The only case cited by petitioner to support his argument that RCW 43.10.030 imposes a nondiscretionary duty on the Attorney General is State ex rel. O'Connell v. Yelle, 51 *776 Wn.2d 620, 320 P.2d 1086 (1958). This case is not supportive of petitioner's argument. There the court was not directly concerned with the Attorney General's duty to bring the suit and did not discuss RCW 43.10.030. The court simply indicated that the Attorney General had the power to bring the suit that was there before the court.

We hold that RCW 43.10.030(2) and (8) only impose upon the Attorney General the "duty" to exercise discretion.

Therefore, under Lillions v. Gibbs, supra, the court should not issue the writ of mandamus unless the Attorney General's decision not to institute actions to recover the funds was arbitrary and capricious. On this question, we note that petitioner did not even allege nor do we find that the Attorney General's decision was arbitrary and capricious.

The Attorney General argues that no challenge had been made before the funds were paid out. He points out that he was faced with several alternatives: first, to sue the 8,514 students for $100 each; second, to sue the colleges and universities; or, third, to sue the disbursing official, the State Treasurer. The Attorney General urges the impracticability of the first choice and the potential legal obstacles involved in the second and third alternatives. In view of these uncertainties, he decided to not expend the effort and expense of a recovery suit. In the language of Lillions v. Gibbs, supra, there was room for two opinions and we should not substitute our judgment for that of the Attorney General.

The final issue is petitioner's request for attorney fees.

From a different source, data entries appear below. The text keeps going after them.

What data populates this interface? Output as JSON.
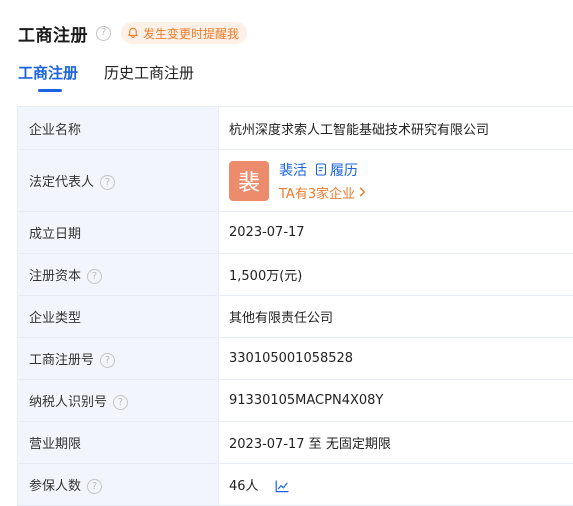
{
  "header": {
    "title": "工商注册",
    "notify_label": "发生变更时提醒我"
  },
  "tabs": [
    {
      "label": "工商注册"
    },
    {
      "label": "历史工商注册"
    }
  ],
  "rows": {
    "company_name": {
      "label": "企业名称",
      "value": "杭州深度求索人工智能基础技术研究有限公司"
    },
    "legal_rep": {
      "label": "法定代表人",
      "avatar_char": "裴",
      "name": "裴活",
      "resume_label": "履历",
      "companies_label": "TA有3家企业"
    },
    "founded": {
      "label": "成立日期",
      "value": "2023-07-17"
    },
    "capital": {
      "label": "注册资本",
      "value": "1,500万(元)"
    },
    "type": {
      "label": "企业类型",
      "value": "其他有限责任公司"
    },
    "reg_no": {
      "label": "工商注册号",
      "value": "330105001058528"
    },
    "tax_id": {
      "label": "纳税人识别号",
      "value": "91330105MACPN4X08Y"
    },
    "term": {
      "label": "营业期限",
      "value": "2023-07-17 至 无固定期限"
    },
    "insured": {
      "label": "参保人数",
      "value": "46人"
    }
  },
  "colors": {
    "accent": "#1b63e0",
    "warning": "#ee7b2a",
    "avatar_bg": "#ec8c6c",
    "label_bg": "#f2f6fc"
  },
  "icons": [
    "question-circle-icon",
    "bell-icon",
    "document-icon",
    "chevron-right-icon",
    "trend-chart-icon"
  ]
}
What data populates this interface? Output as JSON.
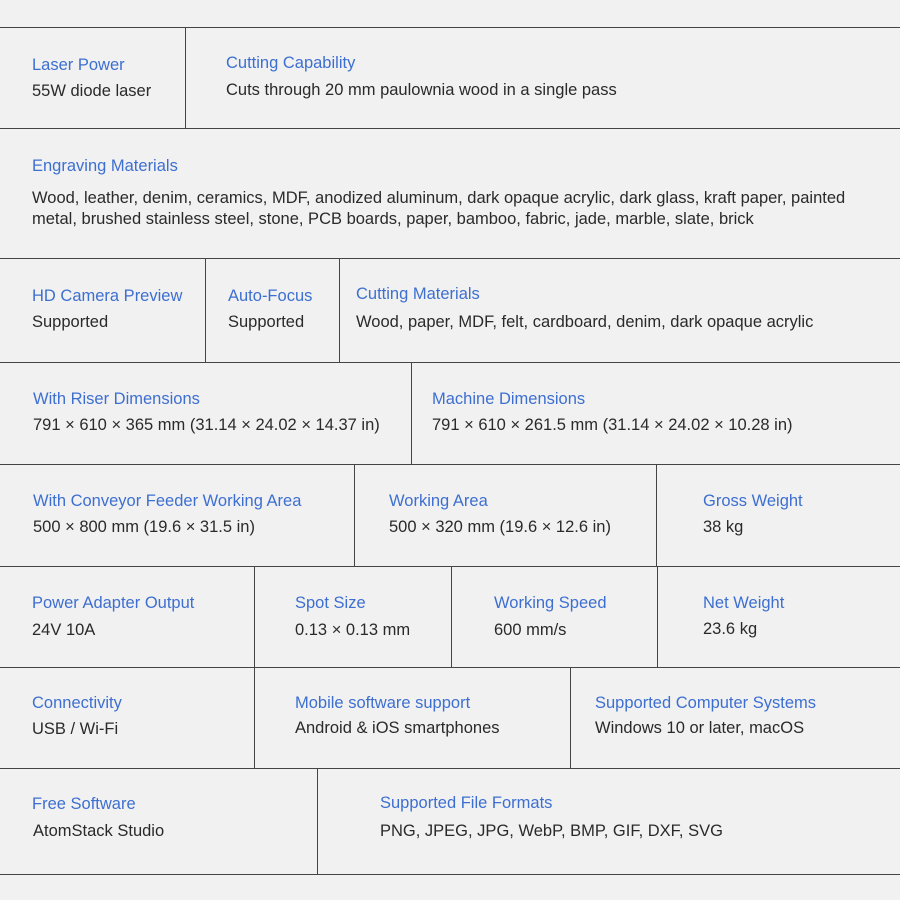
{
  "rows": [
    {
      "cells": [
        {
          "label": "Laser Power",
          "value": "55W diode laser"
        },
        {
          "label": "Cutting Capability",
          "value": "Cuts through 20 mm paulownia wood in a single pass"
        }
      ]
    },
    {
      "cells": [
        {
          "label": "Engraving Materials",
          "value": "Wood, leather, denim, ceramics, MDF, anodized aluminum, dark opaque acrylic, dark glass, kraft paper, painted metal, brushed stainless steel, stone, PCB boards, paper, bamboo, fabric, jade, marble, slate, brick"
        }
      ]
    },
    {
      "cells": [
        {
          "label": "HD Camera Preview",
          "value": "Supported"
        },
        {
          "label": "Auto-Focus",
          "value": "Supported"
        },
        {
          "label": "Cutting Materials",
          "value": "Wood, paper, MDF, felt, cardboard, denim, dark opaque acrylic"
        }
      ]
    },
    {
      "cells": [
        {
          "label": "With Riser Dimensions",
          "value": "791 × 610 × 365 mm (31.14 × 24.02 × 14.37 in)"
        },
        {
          "label": "Machine Dimensions",
          "value": "791 × 610 × 261.5 mm (31.14 × 24.02 × 10.28 in)"
        }
      ]
    },
    {
      "cells": [
        {
          "label": "With Conveyor Feeder Working Area",
          "value": "500 × 800 mm (19.6 × 31.5 in)"
        },
        {
          "label": "Working Area",
          "value": "500 × 320 mm (19.6 × 12.6 in)"
        },
        {
          "label": "Gross Weight",
          "value": "38 kg"
        }
      ]
    },
    {
      "cells": [
        {
          "label": "Power Adapter Output",
          "value": "24V 10A"
        },
        {
          "label": "Spot Size",
          "value": "0.13 × 0.13 mm"
        },
        {
          "label": "Working Speed",
          "value": "600 mm/s"
        },
        {
          "label": "Net Weight",
          "value": "23.6 kg"
        }
      ]
    },
    {
      "cells": [
        {
          "label": "Connectivity",
          "value": "USB / Wi-Fi"
        },
        {
          "label": "Mobile software support",
          "value": "Android & iOS smartphones"
        },
        {
          "label": "Supported Computer Systems",
          "value": "Windows 10 or later, macOS"
        }
      ]
    },
    {
      "cells": [
        {
          "label": "Free Software",
          "value": "AtomStack Studio"
        },
        {
          "label": "Supported File Formats",
          "value": "PNG, JPEG, JPG, WebP, BMP, GIF, DXF, SVG"
        }
      ]
    }
  ],
  "colors": {
    "label": "#3d6fd1",
    "value": "#2a2a2a",
    "background": "#f1f1f1",
    "border": "#444444"
  }
}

This is an original mandamus action filed in this court on August 31, 1976. Therefore the Rules of Appellate Procedure, effective July 31, 1976, are applicable. Rule 16.2(g) provides that in such actions, costs are determined and awarded as provided in Title 14 of the rules. Under rule 14.2, the party must substantially prevail to be awarded costs. Obviously, the petitioner does not prevail in the instant proceeding.

*777 Specifically, petitioner requests "reasonable attorney fees." Even if he had prevailed, he would generally be entitled only to statutory attorney fees. RAP 14.3(a). However, petitioner argues that under the "common fund" theory of Weiss v. Bruno, 83 Wn.2d 911, 523 P.2d 915 (1974), he is entitled to reasonable attorney fees if he prevails. Even if the common fund theory is otherwise applicable, petitioner does not meet the first requirement, that he be successful in the proceeding.

The writ is denied.


I dissent, essentially for the reasons stated in subdivision II of my dissent in Berge v. Gorton, 88 Wn.2d 756, 567 P.2d 187 (1977).

WRIGHT, C.J., and ROSELLINI, J., concur with HAMILTON, J.


[1] "The attorney general shall:


"(2) Institute and prosecute all actions and proceedings for, or for the use of the state, which may be necessary in the execution of the duties of any state officer;


"(8) Enforce the proper application of funds appropriated for the public institutions of the state, and prosecute corporations for failure or refusal to make the reports required by law;" RCW 43.10.030(2) and (8).